Living Well With Cancer Cobie Whitten, PhD Providence Regional Cancer System Gregg VandeKieft, MD, MA Providence St. Peter Hospital
Life isn’t about waiting for the storm to pass . . . It’s about learning to dance in the rain.
Cancer Survivorship: Changing Times• Needs beyond surgery, chemo, radiation• Cancer now a curable disease for some and a chronic illness for others• Patients with terminal disease are also “survivors”• Maintaining a sense of well being and enhancing quality of life is paramount
Who is a Cancer Survivor?Anyone who has been diagnosed with cancer from the time of cancer diagnosis, through the balance of his or her life. Includes those dying from untreatable cancer. Includes family members, friends, and caregivers. Centers for Disease Control and Prevention (CDC)
Estimated Number of Cancer Survivors in the United States from 1971-2008
Why is the number of people alive after diagnosis increasing?• Earlier diagnosis through screening• Aging population• More effective treatment• Prevention of secondary disease and disease recurrence• Decreases in mortality from other causes

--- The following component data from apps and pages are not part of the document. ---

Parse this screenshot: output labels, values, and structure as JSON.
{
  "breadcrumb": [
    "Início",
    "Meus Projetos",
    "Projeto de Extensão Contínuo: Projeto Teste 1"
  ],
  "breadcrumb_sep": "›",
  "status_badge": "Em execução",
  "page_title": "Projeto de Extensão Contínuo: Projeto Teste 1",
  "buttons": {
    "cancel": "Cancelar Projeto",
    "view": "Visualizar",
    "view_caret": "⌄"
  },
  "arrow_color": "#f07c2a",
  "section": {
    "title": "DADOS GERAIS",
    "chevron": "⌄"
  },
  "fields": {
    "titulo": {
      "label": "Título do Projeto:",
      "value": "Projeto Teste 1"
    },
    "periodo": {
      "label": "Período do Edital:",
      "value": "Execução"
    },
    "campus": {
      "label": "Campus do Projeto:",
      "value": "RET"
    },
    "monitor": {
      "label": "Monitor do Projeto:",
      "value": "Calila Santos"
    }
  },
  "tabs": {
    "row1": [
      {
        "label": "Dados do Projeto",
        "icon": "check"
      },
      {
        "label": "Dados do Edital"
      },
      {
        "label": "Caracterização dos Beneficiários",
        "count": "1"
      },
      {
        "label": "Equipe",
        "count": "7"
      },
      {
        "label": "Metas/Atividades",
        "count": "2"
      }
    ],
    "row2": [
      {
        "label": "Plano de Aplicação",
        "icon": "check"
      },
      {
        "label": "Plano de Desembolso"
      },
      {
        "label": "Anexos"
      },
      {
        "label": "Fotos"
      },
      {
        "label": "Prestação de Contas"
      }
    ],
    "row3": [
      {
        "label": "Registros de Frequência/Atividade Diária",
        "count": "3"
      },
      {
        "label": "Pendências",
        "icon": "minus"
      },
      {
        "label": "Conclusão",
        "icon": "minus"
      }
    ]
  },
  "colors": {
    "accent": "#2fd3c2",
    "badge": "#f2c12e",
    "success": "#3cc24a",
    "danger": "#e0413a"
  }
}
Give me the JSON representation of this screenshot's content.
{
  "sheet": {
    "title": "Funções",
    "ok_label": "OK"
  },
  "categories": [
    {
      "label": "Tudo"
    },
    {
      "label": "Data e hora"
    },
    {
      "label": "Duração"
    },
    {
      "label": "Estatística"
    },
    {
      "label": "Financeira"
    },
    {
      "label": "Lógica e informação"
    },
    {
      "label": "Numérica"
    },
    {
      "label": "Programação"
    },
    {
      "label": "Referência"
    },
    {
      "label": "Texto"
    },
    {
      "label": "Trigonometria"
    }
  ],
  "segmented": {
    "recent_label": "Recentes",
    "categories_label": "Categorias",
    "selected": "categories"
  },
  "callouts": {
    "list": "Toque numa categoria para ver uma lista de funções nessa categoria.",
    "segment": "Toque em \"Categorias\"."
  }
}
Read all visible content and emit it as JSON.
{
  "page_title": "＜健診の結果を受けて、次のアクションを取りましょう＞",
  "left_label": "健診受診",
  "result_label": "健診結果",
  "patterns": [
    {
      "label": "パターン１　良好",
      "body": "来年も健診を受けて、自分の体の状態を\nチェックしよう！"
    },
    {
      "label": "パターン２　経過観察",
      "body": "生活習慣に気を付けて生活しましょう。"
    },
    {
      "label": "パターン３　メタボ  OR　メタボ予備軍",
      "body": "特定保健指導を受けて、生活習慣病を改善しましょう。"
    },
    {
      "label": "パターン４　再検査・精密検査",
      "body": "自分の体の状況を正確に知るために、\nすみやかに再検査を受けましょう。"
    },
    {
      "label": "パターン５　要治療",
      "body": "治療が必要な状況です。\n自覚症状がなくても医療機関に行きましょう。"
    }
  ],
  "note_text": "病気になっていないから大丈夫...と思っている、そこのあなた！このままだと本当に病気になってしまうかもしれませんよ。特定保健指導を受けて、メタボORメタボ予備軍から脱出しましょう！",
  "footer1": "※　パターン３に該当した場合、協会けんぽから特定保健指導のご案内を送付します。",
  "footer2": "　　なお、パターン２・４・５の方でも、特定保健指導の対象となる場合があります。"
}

End of Active Treatment: Unexpected Stress• Feeling of abandonment• Continued symptoms (e.g., pain, fatigue, anxiety)• Active treatment over fear of cancer resurgence• Confusion about which providers to see for follow-up care
New ACS Guidelinesfor Cancer Survivors
Coping to Live Well with Cancer
LIVESTRONG Essential Elements of Survivorship Care (Sep 2011)Goal: Build consensus on what any effective survivorship program must provide• “Must Have” elements include: – Care plan and treatment summary – Screening for new cancers & surveillance recurrence – Care coordination – Health promotion education – SYMPTOM MANAGEMENT & PALLIATIVE CARE
What are Barriers to Wellness in Chronic Illness?• Current medical model focuses on disease rather than illness – Disease: a medical condition – Illness: the patient’s experience• Curing vs. Healing – Hope as a verb• Clarity of Communication – Confusing terms – Hesitance to speak or hear difficult news
Creating A Patient-Provider Partnership Traditional PartnershipNature of Relationship • Professional in charge • Professional expert in • Patient passive disease • Patient expert in their lifeResponsibility, Goals • Professional dictates Shared decision making: treatment plan • Patient sets goals • Patient “complies” • Professional presents treatment options to help achieve those goalsProblem Solving • Patients presents with • Problems identified “complaint” together based on goals • Professional identifies • Maximize “self-help” and solves problem skills Bodenheimer, et al, JAMA. 2002
Wellness Model: Core Elements• Starts at time of diagnosis• Continuous assessment of QOL and goals• Suggests appropriate interventions for – Symptoms – Treatment – Wellness• Promotes wellness in the face of illness• Provides a survivorship plan
Questions to Consider• What is your understanding of your condition?• What do you expect will happen from here?• When you think about the future, what are you hoping for?• Does anyone else know how you feel?